In previous articles I have shown what roadside kilometer markers look like in Thailand, and also advised cyclists on how to recognize a local shop capable of repairing flat tires. So now that you are rolling happily along on your bike trip it is time to start thinking about where you are going to lay your head at the end of the day’s ride. Being able to recognize a sign indicating the offer of a night’s accommodation can come in quite handy during a bicycle touring trip here in Thailand, especially during those late afternoon moments when your eyes are straining to find anything that says the word ‘Hotel’ in English amidst a multitude of colorful Thai language signs.
I always imagine that such a myriad of incomprehensible signs must have many visiting cyclists concerned that they may be unknowingly riding right by the last hotel in town, or simply worried that the sign they assumed was pointing them towards a pleasant guesthouse was really beckoning them towards a restaurant or shop.
Thailand highway signage for tourist attractions and large hotels are quite often written in both Thai and English, especially in cities frequented by foreign tourists, but a fair amount of signs in smaller areas and along quieter roads will be almost always written in Thai script. The budget-minded cycling tourist will benefit greatly by being able to recognize signage that leads to smaller, local accommodation choices. Here are examples of the most common accommodation signs along with the Thai words (in a few different fonts) that touring cyclists should familiarize themselves with. After a couple of days into your cycling trip you will begin to quickly recognize these.
Pronunciation: Haawng Phak
Haawng Phak is the most prevalent type of accommodation available in small towns, and the word itself, loosely translated, means temporary room, which implies the accommodation will be very basic.
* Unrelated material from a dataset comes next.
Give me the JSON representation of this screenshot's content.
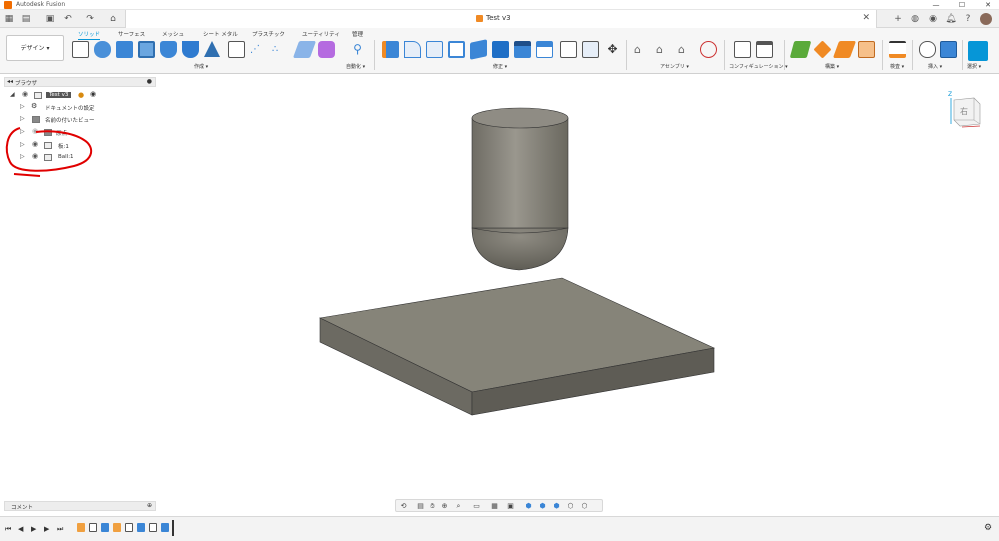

Notice in the two photos above how the word Haawng Phak (in blue letters) is still discernible even when written in a different font style. Of course some signs will have additional information about daily and monthly rates, address details, and possibly the name of the business, but as long as you recognize the word Haawng Phak on the sign you have found yourself a basic and inexpensive room.
Pronunciation: Rohng Raaem
Rohng Raaem is the Thai word that literally means hotel. This word can sometimes be misused by smaller establishments, leading some travelers to expect facilities more like hotels they may be familiar with back in their own country. It is fairly safe to say that this type of accommodation can be found throughout Thailand, and that the word Rohng Raaem is used so extensively on signage that only an on-site inspection of the accommodation itself will reveal just where on the one to five star rating system it actually does fall. Notice in the image above on the right how the word Rohng Raaem is in the upper left corner of the sign while the name of the hotel – ‘Paradise Inn’ – occupies the bulk of the space on the sign. But, once again if you recognize the word Rohng Raaem anywhere on a Thai script sign you know you are under the correct assumption that this IS a sign for a hotel.
Pronunciation: Gaehd Hao
Gaehd Hao is certainly used far less frequently than the words Haawng Phak and Rohng Raaem on signs in Thailand. Gaehd Hao is the transliterated Thai word for the English word Guest House. The accommodations at Gaehd Hao can range anywhere from something similar to a really basic home stay experience all of the way up to a unique boutique style of room with garden surroundings. Price range of a particular Gaehd Hao is usually a pretty good clue when trying to determine the quality of the facilities. An easy assumption is that Gaehd Hao falls into the category of a place that is possibly boutique, has better surroundings and amenities than a Haawng Phak, but is certainly not a resort or hotel.
Pronunciation: Ree Saawd
Ree Saawd is the transliterated Thai word for the English word Resort. Most places that use the word Ree Saawd to describe their accommodation do so with the understanding that a resort is usually a facility set in partcularly beautiful surroundings that includes amenities which allow guests to remain for a long and restful stay. But, having said that, you will come across examples of places that may not live up to your own definition of a resort. Take it all in stride, remember that you’re on holiday. Revel in the fact that you were able to recognize the sign that led you to your night’s accommodation.
Pronunciation: Hoh Dten
Hoh Dten is the transliterated Thai word for the English word Hotel. Hoh Dten is used very infrequently on signs in Thailand.
Pronunciation: Hoht Thaehn
Hoht Thaehn is the transliterated Thai word for the English word Hostel. Hoht Thaehn is used very infrequently on signs in Thailand.
Now that you know what to keep your eyes open for, go out and enjoy your bicycle trip. Click here if you want to be able to order popular Thai dishes at restaurants that do not have an English language menu
Planning a cycling trip in Thailand? Want to remove some of the guesswork when it comes to routes and information? BicycleThailand.com offers GPS route data for touring cyclists that can be used on a GPS device, smartphone, or tablet. These routes can be viewed on your device regardless of internet access during your Thailand cycling adventure. Learn more about our Thailand GPS cycle touring routes.
Bruce Wharrie says
Deegood Nakonsawan cycle repairs, 6 Nititham Alley , Nakhon Sawon able to fix stripped front Axle and broken quick release rear axle, gears, brakes serviced.